▸ Records supplied
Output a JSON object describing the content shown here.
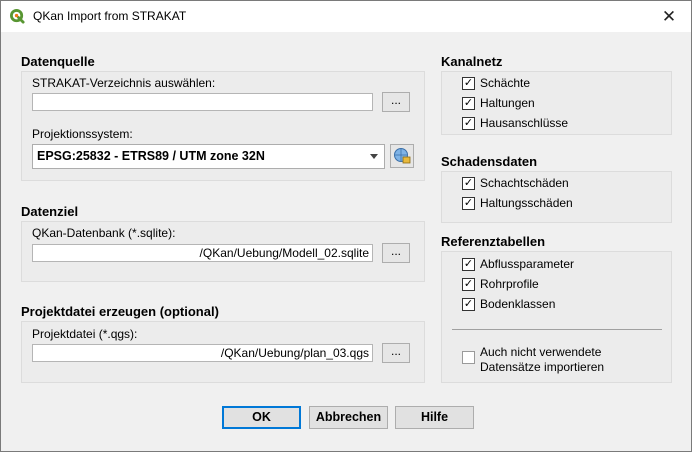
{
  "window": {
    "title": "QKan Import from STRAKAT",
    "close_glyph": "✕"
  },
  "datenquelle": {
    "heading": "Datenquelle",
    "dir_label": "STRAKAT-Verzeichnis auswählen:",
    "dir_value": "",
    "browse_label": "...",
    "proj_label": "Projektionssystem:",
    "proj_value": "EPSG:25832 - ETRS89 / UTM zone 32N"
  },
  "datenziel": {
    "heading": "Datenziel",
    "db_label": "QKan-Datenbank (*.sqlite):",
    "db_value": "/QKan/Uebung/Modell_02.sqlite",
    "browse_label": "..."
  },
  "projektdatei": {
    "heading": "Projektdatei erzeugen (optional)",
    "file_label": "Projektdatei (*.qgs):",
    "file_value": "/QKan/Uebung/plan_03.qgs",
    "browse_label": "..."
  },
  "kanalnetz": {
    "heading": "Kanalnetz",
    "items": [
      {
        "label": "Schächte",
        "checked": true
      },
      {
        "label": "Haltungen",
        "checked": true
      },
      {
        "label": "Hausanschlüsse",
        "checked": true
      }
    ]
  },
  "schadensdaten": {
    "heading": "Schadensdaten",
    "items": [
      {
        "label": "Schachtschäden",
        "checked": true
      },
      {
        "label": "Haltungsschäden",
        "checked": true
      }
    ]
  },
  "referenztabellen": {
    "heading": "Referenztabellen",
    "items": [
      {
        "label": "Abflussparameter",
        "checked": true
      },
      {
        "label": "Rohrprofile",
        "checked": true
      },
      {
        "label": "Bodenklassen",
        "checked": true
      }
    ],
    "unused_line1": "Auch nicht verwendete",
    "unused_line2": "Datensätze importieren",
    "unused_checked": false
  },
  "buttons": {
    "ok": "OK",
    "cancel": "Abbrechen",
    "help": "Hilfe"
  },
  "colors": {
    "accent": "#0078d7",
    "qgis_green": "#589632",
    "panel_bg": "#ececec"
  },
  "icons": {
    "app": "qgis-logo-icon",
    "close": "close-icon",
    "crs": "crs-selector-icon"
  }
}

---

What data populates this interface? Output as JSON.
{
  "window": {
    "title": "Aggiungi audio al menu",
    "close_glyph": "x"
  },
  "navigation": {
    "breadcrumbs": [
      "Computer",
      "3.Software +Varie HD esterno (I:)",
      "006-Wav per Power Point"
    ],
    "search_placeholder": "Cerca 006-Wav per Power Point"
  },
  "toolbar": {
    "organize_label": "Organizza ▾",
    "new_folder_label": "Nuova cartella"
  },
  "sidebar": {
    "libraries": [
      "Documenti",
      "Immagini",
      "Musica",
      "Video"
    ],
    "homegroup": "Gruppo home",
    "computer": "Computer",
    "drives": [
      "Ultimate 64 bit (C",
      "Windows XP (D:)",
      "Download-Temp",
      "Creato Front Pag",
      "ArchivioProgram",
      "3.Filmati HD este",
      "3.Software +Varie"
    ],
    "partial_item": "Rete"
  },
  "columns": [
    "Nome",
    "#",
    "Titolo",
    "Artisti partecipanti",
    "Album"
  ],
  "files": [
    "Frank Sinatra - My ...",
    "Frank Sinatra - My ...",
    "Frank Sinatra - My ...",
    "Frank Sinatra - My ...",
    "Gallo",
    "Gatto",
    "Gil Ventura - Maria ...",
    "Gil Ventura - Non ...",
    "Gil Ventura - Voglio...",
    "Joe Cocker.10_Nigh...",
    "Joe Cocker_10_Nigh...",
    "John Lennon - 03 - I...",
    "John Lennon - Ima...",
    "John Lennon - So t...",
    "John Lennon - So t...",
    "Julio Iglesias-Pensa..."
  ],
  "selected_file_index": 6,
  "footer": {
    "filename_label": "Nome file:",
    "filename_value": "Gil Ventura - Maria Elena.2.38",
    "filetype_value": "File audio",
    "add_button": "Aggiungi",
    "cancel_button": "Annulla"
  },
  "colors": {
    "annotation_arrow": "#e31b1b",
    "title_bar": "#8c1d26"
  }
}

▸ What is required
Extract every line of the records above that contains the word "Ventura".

▸ Finished exercise
    "Gil Ventura - Maria ...",
    "Gil Ventura - Non ...",
    "Gil Ventura - Voglio...",
    "filename_value": "Gil Ventura - Maria Elena.2.38",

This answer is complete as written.